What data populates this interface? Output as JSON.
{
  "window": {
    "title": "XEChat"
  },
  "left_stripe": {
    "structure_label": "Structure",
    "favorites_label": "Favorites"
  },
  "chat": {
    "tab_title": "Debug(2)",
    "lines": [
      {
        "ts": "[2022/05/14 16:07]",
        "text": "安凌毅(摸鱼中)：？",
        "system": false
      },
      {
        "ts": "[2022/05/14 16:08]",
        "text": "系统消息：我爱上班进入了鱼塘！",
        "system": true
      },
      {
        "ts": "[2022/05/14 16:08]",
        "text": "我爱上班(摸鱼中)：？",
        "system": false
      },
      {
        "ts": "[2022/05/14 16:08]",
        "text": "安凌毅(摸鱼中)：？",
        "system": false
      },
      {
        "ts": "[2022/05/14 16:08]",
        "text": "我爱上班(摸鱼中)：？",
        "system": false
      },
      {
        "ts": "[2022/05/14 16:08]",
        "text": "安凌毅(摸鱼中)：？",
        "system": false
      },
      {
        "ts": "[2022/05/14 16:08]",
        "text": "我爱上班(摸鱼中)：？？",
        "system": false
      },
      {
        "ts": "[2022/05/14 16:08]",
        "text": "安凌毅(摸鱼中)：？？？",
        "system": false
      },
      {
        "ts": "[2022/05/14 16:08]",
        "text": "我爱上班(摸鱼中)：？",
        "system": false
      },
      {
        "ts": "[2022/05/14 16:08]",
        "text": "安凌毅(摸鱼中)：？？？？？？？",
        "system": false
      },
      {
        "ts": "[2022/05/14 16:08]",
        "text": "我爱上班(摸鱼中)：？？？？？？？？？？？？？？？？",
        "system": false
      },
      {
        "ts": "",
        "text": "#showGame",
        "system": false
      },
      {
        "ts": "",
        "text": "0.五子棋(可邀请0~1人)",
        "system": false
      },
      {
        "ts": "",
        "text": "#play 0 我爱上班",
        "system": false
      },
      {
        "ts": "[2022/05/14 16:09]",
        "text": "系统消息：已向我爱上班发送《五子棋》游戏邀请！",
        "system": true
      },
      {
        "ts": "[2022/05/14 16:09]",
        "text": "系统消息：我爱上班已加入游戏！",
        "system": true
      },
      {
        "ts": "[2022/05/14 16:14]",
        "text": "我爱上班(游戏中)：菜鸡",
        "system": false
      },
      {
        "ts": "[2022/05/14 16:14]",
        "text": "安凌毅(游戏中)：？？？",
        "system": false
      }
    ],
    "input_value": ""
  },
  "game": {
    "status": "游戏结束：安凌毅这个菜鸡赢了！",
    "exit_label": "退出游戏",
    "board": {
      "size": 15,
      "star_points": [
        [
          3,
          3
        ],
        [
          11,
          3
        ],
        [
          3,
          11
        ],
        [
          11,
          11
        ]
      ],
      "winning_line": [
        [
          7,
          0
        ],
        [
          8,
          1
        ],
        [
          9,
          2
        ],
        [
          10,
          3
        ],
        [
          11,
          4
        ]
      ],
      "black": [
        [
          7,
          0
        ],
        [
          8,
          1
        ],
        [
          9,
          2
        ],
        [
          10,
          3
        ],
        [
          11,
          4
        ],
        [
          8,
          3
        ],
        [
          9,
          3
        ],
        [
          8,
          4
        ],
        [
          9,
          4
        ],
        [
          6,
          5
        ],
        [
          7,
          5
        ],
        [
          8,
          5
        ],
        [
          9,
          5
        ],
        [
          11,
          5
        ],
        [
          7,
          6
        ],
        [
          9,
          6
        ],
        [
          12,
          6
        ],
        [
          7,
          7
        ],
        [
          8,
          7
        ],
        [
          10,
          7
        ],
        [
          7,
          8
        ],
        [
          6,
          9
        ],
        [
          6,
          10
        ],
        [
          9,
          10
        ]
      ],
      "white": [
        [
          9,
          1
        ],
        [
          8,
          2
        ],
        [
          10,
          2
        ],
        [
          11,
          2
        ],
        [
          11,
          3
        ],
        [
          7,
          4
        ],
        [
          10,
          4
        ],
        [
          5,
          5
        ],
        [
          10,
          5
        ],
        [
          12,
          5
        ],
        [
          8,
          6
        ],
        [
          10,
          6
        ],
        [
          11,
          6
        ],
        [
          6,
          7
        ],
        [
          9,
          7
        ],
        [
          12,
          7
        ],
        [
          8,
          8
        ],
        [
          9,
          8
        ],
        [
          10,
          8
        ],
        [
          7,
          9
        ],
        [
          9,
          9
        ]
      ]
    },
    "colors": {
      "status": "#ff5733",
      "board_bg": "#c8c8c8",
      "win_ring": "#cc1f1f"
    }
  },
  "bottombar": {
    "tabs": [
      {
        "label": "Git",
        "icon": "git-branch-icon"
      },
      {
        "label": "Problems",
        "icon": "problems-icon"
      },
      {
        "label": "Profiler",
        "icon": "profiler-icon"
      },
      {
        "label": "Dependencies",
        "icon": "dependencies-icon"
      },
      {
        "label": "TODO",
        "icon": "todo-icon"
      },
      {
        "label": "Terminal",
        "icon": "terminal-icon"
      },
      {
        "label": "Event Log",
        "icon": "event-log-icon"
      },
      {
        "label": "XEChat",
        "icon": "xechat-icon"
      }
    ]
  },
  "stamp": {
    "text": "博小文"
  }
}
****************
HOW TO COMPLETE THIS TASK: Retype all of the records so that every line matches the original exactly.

SOLUTION:
What data populates this interface? Output as JSON.
{
  "window": {
    "title": "XEChat"
  },
  "left_stripe": {
    "structure_label": "Structure",
    "favorites_label": "Favorites"
  },
  "chat": {
    "tab_title": "Debug(2)",
    "lines": [
      {
        "ts": "[2022/05/14 16:07]",
        "text": "安凌毅(摸鱼中)：？",
        "system": false
      },
      {
        "ts": "[2022/05/14 16:08]",
        "text": "系统消息：我爱上班进入了鱼塘！",
        "system": true
      },
      {
        "ts": "[2022/05/14 16:08]",
        "text": "我爱上班(摸鱼中)：？",
        "system": false
      },
      {
        "ts": "[2022/05/14 16:08]",
        "text": "安凌毅(摸鱼中)：？",
        "system": false
      },
      {
        "ts": "[2022/05/14 16:08]",
        "text": "我爱上班(摸鱼中)：？",
        "system": false
      },
      {
        "ts": "[2022/05/14 16:08]",
        "text": "安凌毅(摸鱼中)：？",
        "system": false
      },
      {
        "ts": "[2022/05/14 16:08]",
        "text": "我爱上班(摸鱼中)：？？",
        "system": false
      },
      {
        "ts": "[2022/05/14 16:08]",
        "text": "安凌毅(摸鱼中)：？？？",
        "system": false
      },
      {
        "ts": "[2022/05/14 16:08]",
        "text": "我爱上班(摸鱼中)：？",
        "system": false
      },
      {
        "ts": "[2022/05/14 16:08]",
        "text": "安凌毅(摸鱼中)：？？？？？？？",
        "system": false
      },
      {
        "ts": "[2022/05/14 16:08]",
        "text": "我爱上班(摸鱼中)：？？？？？？？？？？？？？？？？",
        "system": false
      },
      {
        "ts": "",
        "text": "#showGame",
        "system": false
      },
      {
        "ts": "",
        "text": "0.五子棋(可邀请0~1人)",
        "system": false
      },
      {
        "ts": "",
        "text": "#play 0 我爱上班",
        "system": false
      },
      {
        "ts": "[2022/05/14 16:09]",
        "text": "系统消息：已向我爱上班发送《五子棋》游戏邀请！",
        "system": true
      },
      {
        "ts": "[2022/05/14 16:09]",
        "text": "系统消息：我爱上班已加入游戏！",
        "system": true
      },
      {
        "ts": "[2022/05/14 16:14]",
        "text": "我爱上班(游戏中)：菜鸡",
        "system": false
      },
      {
        "ts": "[2022/05/14 16:14]",
        "text": "安凌毅(游戏中)：？？？",
        "system": false
      }
    ],
    "input_value": ""
  },
  "game": {
    "status": "游戏结束：安凌毅这个菜鸡赢了！",
    "exit_label": "退出游戏",
    "board": {
      "size": 15,
      "star_points": [
        [
          3,
          3
        ],
        [
          11,
          3
        ],
        [
          3,
          11
        ],
        [
          11,
          11
        ]
      ],
      "winning_line": [
        [
          7,
          0
        ],
        [
          8,
          1
        ],
        [
          9,
          2
        ],
        [
          10,
          3
        ],
        [
          11,
          4
        ]
      ],
      "black": [
        [
          7,
          0
        ],
        [
          8,
          1
        ],
        [
          9,
          2
        ],
        [
          10,
          3
        ],
        [
          11,
          4
        ],
        [
          8,
          3
        ],
        [
          9,
          3
        ],
        [
          8,
          4
        ],
        [
          9,
          4
        ],
        [
          6,
          5
        ],
        [
          7,
          5
        ],
        [
          8,
          5
        ],
        [
          9,
          5
        ],
        [
          11,
          5
        ],
        [
          7,
          6
        ],
        [
          9,
          6
        ],
        [
          12,
          6
        ],
        [
          7,
          7
        ],
        [
          8,
          7
        ],
        [
          10,
          7
        ],
        [
          7,
          8
        ],
        [
          6,
          9
        ],
        [
          6,
          10
        ],
        [
          9,
          10
        ]
      ],
      "white": [
        [
          9,
          1
        ],
        [
          8,
          2
        ],
        [
          10,
          2
        ],
        [
          11,
          2
        ],
        [
          11,
          3
        ],
        [
          7,
          4
        ],
        [
          10,
          4
        ],
        [
          5,
          5
        ],
        [
          10,
          5
        ],
        [
          12,
          5
        ],
        [
          8,
          6
        ],
        [
          10,
          6
        ],
        [
          11,
          6
        ],
        [
          6,
          7
        ],
        [
          9,
          7
        ],
        [
          12,
          7
        ],
        [
          8,
          8
        ],
        [
          9,
          8
        ],
        [
          10,
          8
        ],
        [
          7,
          9
        ],
        [
          9,
          9
        ]
      ]
    },
    "colors": {
      "status": "#ff5733",
      "board_bg": "#c8c8c8",
      "win_ring": "#cc1f1f"
    }
  },
  "bottombar": {
    "tabs": [
      {
        "label": "Git",
        "icon": "git-branch-icon"
      },
      {
        "label": "Problems",
        "icon": "problems-icon"
      },
      {
        "label": "Profiler",
        "icon": "profiler-icon"
      },
      {
        "label": "Dependencies",
        "icon": "dependencies-icon"
      },
      {
        "label": "TODO",
        "icon": "todo-icon"
      },
      {
        "label": "Terminal",
        "icon": "terminal-icon"
      },
      {
        "label": "Event Log",
        "icon": "event-log-icon"
      },
      {
        "label": "XEChat",
        "icon": "xechat-icon"
      }
    ]
  },
  "stamp": {
    "text": "博小文"
  }
}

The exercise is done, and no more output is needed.